Image above: If there was a decorating style I was most influenced by it would probably be Scandinavian. I went on a month-long trip to Scandinavia, spending a week in each country (Finland, Norway, Sweden and Denmark) and I really like their aesthetic of clean white walls, Modernist mid-twentieth century furniture, lots of light and natural materials. I was really inspired when I visited architect Alvar Aalto’s studio in Helsinki and all the trendy Scandinavian brands popping up at the moment like Muuto, Hay and Ferm Living. The round white table is a Saarinen Tulip table look-a-like bought on eBay for the fraction of the price of a real one, while the two Ercol wooden chairs were found at Ardingly, an antiques market in the southeast of England, for just £15 each. My mum and I love trawling through antique shops and flea markets, we’ve become experts at negotiating good deals! I’m a fan of Mario Testino’s photographs and remember fondly going to his exhibition at the National Portrait Gallery in London, I would have been about 14 at the time. (The paint is French Grey by Little Greene although it is so light it looks white, I wasn’t daring enough to go for anything darker.)
Image above: The grey sofa is from trusty old Ikea, but the cushions I found on Etsy from a company in Cornwall called Andshine who makes cushions out of Scandinavian prints. Virginia Woolf is a big inspiration and one of my favourite British authors, the dust jacket was painted by her sister Vanessa Bell and is a reminder of the bohemian Bloomsbury group of artists who lived not too far away from my flat in the early twentieth century. The sausage dog is from Muji, I hope there will be a real one with us in the not so distant future!
See more of this London home after the jump!

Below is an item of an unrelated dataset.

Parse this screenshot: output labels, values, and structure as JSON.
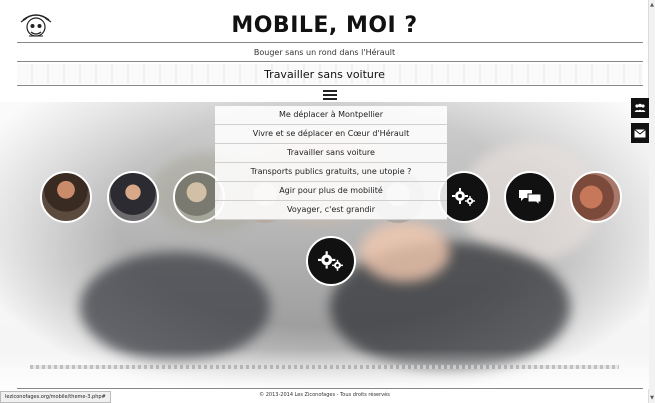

Image above: The Eames chair was a recent birthday present from Olivier and my first bit of designer furniture, it makes me feel very grown up! The cushion is by Donna Wilson (she also designed the round Owl and the Pussycat cushion in another image), she’s a great Scottish designer who creates cute lambswool cushions and also quirky knitted ‘creatures.’ I love having all my art and architecture books on display, alongside cards from loved ones and a ‘c,’ which my mother found for me on eBay. It’s apparently French. I also have an unhealthy stash of British Vogue magazines!
Image above: The paint is Dulux brilliant white.
Image above: I’m really into colour coding books at the moment, I think it makes more of a feature out of them.
Image above: The kitchen is from Ikea and has lasted so well, I really would recommend them. The paint is French grey by Little Greene. I love collecting vintage teacups, saucers, jugs and teapots.
Image above: The French sign is from an antique shop near Devon, we Googled the street name and it is somewhere in the west of France near Brest. I made the pin board myself by painting a standard cork board. There’s a picture of my family dog, Percy, the cocker spaniel in a bowler hat and various cards with dachshunds on them from Olivier.
Image above: The chair was picked up from the same antique market as the dining chairs for £20, while the mirror is from Ikea. I love putting up postcards randomly on walls, it’s like commitment free art (and very kind on the wallet, too).
Image above: The wall hanging above the bed is from India. I went on a month-long trip a couple of years ago with my best friend. We found this in a small shop on the winding streets of Jaisalmer near the desert in Rajastan. My boyfriend is a big Maximo Park fan.
Image above: More colour coordinated bookshelves. The vintage letter trays I found on eBay and are great for sorting out clutter. The Anglepoise lamp was a present from Olivier.
Image above: Donna Wilson Owl and the Pussycat cushion bought at her recent sample sale. I love Scandinavian design and these String shelves perfectly fit with that look. The lamp was found dusty and neglected at a flea market for a tenner.